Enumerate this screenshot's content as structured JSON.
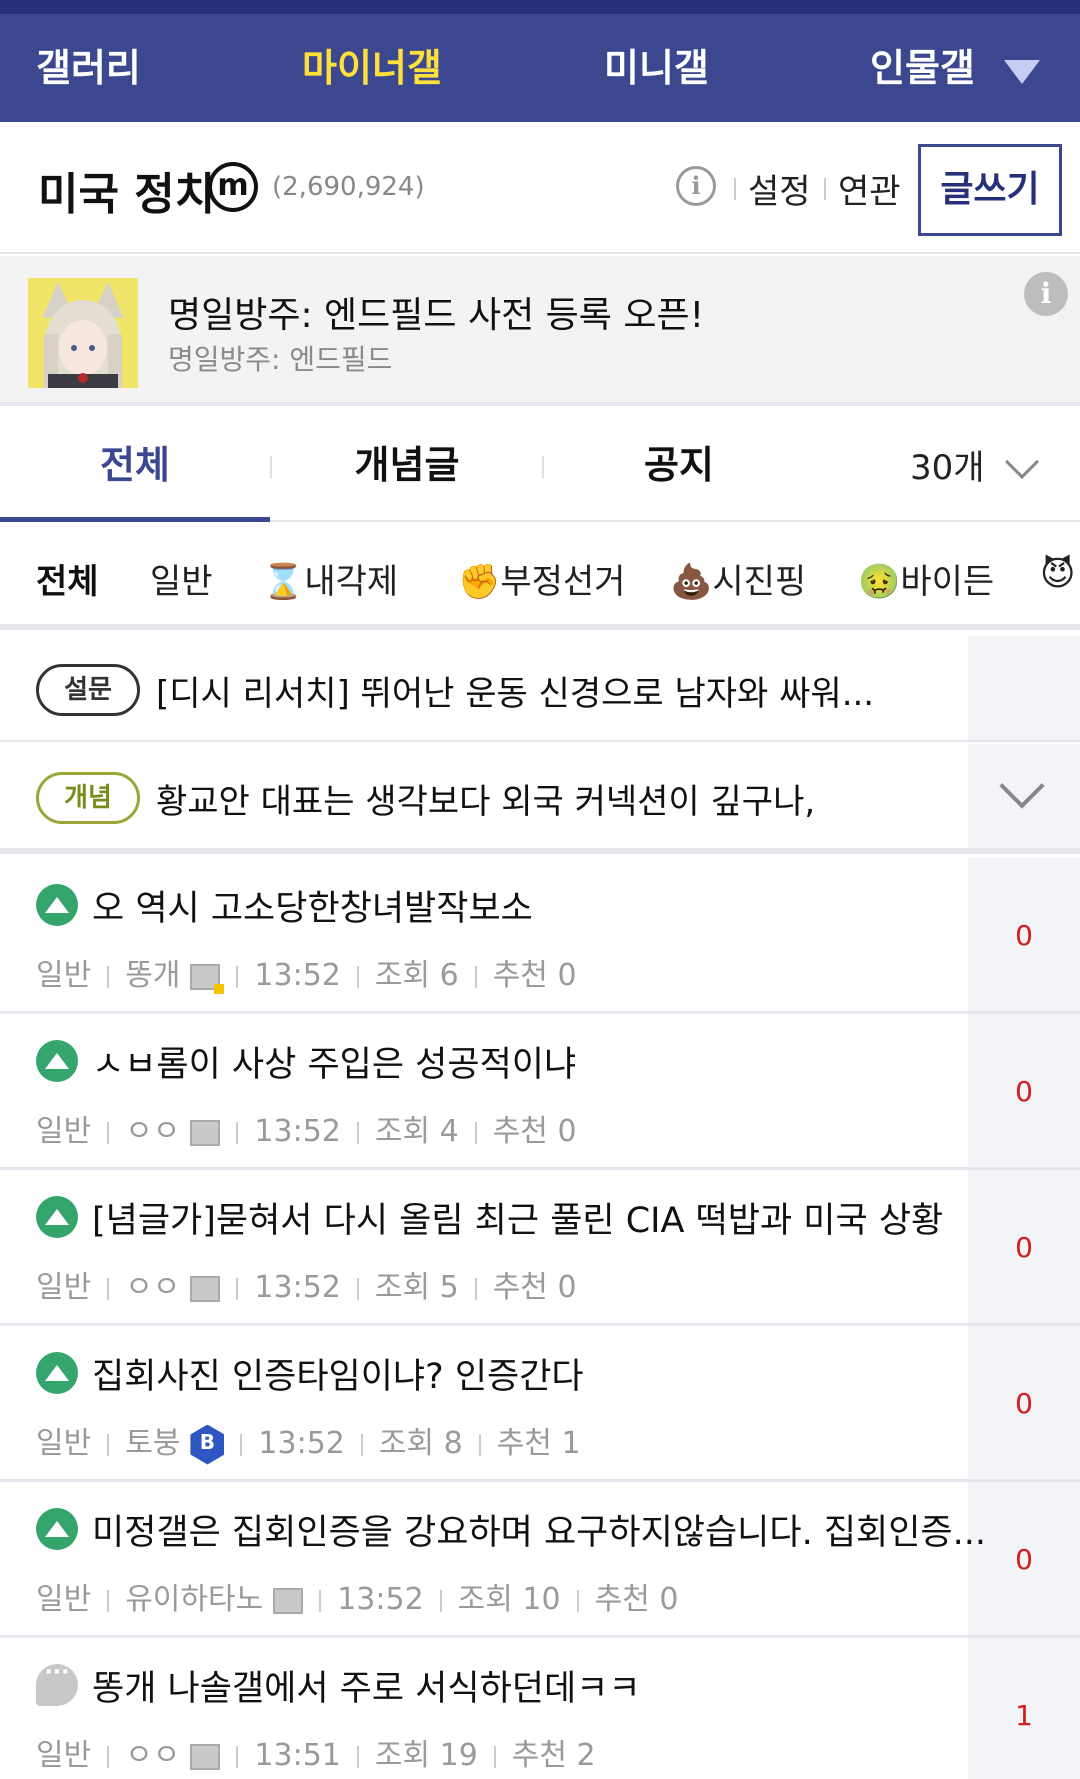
{
  "top_nav": {
    "items": [
      "갤러리",
      "마이너갤",
      "미니갤",
      "인물갤"
    ],
    "active": "마이너갤"
  },
  "gallery": {
    "title": "미국 정치",
    "badge": "m",
    "count": "(2,690,924)",
    "links": [
      "설정",
      "연관"
    ],
    "write_label": "글쓰기"
  },
  "ad": {
    "title": "명일방주: 엔드필드 사전 등록 오픈!",
    "subtitle": "명일방주: 엔드필드",
    "info": "i"
  },
  "tabs": {
    "items": [
      "전체",
      "개념글",
      "공지"
    ],
    "active": "전체",
    "per_page": "30개"
  },
  "categories": [
    {
      "label": "전체",
      "icon": ""
    },
    {
      "label": "일반",
      "icon": ""
    },
    {
      "label": "내각제",
      "icon": "⌛"
    },
    {
      "label": "부정선거",
      "icon": "✊"
    },
    {
      "label": "시진핑",
      "icon": "💩"
    },
    {
      "label": "바이든",
      "icon": "🤢"
    },
    {
      "label": "",
      "icon": "😈"
    }
  ],
  "notices": [
    {
      "tag": "설문",
      "text": "[디시 리서치] 뛰어난 운동 신경으로 남자와 싸워..."
    },
    {
      "tag": "개념",
      "text": "황교안 대표는 생각보다 외국 커넥션이 깊구나,"
    }
  ],
  "posts": [
    {
      "icon": "image-post-icon",
      "title": "오 역시 고소당한창녀발작보소",
      "category": "일반",
      "author": "똥개",
      "time": "13:52",
      "views": "조회 6",
      "recommend": "추천 0",
      "comments": "0"
    },
    {
      "icon": "image-post-icon",
      "title": "ㅅㅂ롬이 사상 주입은 성공적이냐",
      "category": "일반",
      "author": "ㅇㅇ",
      "time": "13:52",
      "views": "조회 4",
      "recommend": "추천 0",
      "comments": "0"
    },
    {
      "icon": "image-post-icon",
      "title": "[념글가]묻혀서 다시 올림 최근 풀린 CIA 떡밥과 미국 상황",
      "category": "일반",
      "author": "ㅇㅇ",
      "time": "13:52",
      "views": "조회 5",
      "recommend": "추천 0",
      "comments": "0"
    },
    {
      "icon": "image-post-icon",
      "title": "집회사진 인증타임이냐? 인증간다",
      "category": "일반",
      "author": "토붕",
      "time": "13:52",
      "views": "조회 8",
      "recommend": "추천 1",
      "comments": "0"
    },
    {
      "icon": "image-post-icon",
      "title": "미정갤은 집회인증을 강요하며 요구하지않습니다. 집회인증...",
      "category": "일반",
      "author": "유이하타노",
      "time": "13:52",
      "views": "조회 10",
      "recommend": "추천 0",
      "comments": "0"
    },
    {
      "icon": "text-post-icon",
      "title": "똥개 나솔갤에서 주로 서식하던데ㅋㅋ",
      "category": "일반",
      "author": "ㅇㅇ",
      "time": "13:51",
      "views": "조회 19",
      "recommend": "추천 2",
      "comments": "1"
    }
  ]
}
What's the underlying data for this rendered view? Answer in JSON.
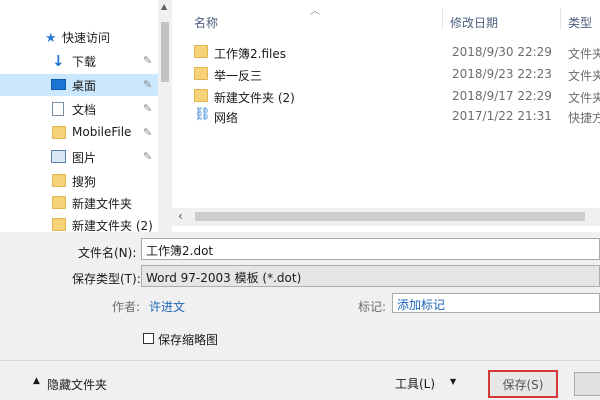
{
  "nav": {
    "items": [
      {
        "label": "快速访问",
        "icon": "star-icon"
      },
      {
        "label": "下载",
        "icon": "download-arrow-icon"
      },
      {
        "label": "桌面",
        "icon": "desktop-icon"
      },
      {
        "label": "文档",
        "icon": "document-icon"
      },
      {
        "label": "MobileFile",
        "icon": "folder-icon"
      },
      {
        "label": "图片",
        "icon": "pictures-icon"
      },
      {
        "label": "搜狗",
        "icon": "folder-icon"
      },
      {
        "label": "新建文件夹",
        "icon": "folder-icon"
      },
      {
        "label": "新建文件夹 (2)",
        "icon": "folder-icon"
      }
    ]
  },
  "list": {
    "columns": {
      "name": "名称",
      "date": "修改日期",
      "type": "类型"
    },
    "rows": [
      {
        "name": "工作簿2.files",
        "date": "2018/9/30 22:29",
        "type": "文件夹",
        "icon": "folder-icon"
      },
      {
        "name": "举一反三",
        "date": "2018/9/23 22:23",
        "type": "文件夹",
        "icon": "folder-icon"
      },
      {
        "name": "新建文件夹 (2)",
        "date": "2018/9/17 22:29",
        "type": "文件夹",
        "icon": "folder-icon"
      },
      {
        "name": "网络",
        "date": "2017/1/22 21:31",
        "type": "快捷方",
        "icon": "network-shortcut-icon"
      }
    ]
  },
  "form": {
    "filename_label": "文件名(N):",
    "filename_value": "工作簿2.dot",
    "filetype_label": "保存类型(T):",
    "filetype_value": "Word 97-2003 模板 (*.dot)",
    "author_label": "作者:",
    "author_value": "许进文",
    "tags_label": "标记:",
    "tags_value": "添加标记",
    "thumbnail_label": "保存缩略图"
  },
  "footer": {
    "hide_folders_label": "隐藏文件夹",
    "tools_label": "工具(L)",
    "save_label": "保存(S)"
  },
  "colors": {
    "accent": "#0078d7",
    "highlight": "#d23a3a",
    "selected": "#cce8ff"
  }
}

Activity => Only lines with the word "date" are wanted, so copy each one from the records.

Response to the task =>
      "date": "修改日期",
        "date": "2018/9/30 22:29",
        "date": "2018/9/23 22:23",
        "date": "2018/9/17 22:29",
        "date": "2017/1/22 21:31",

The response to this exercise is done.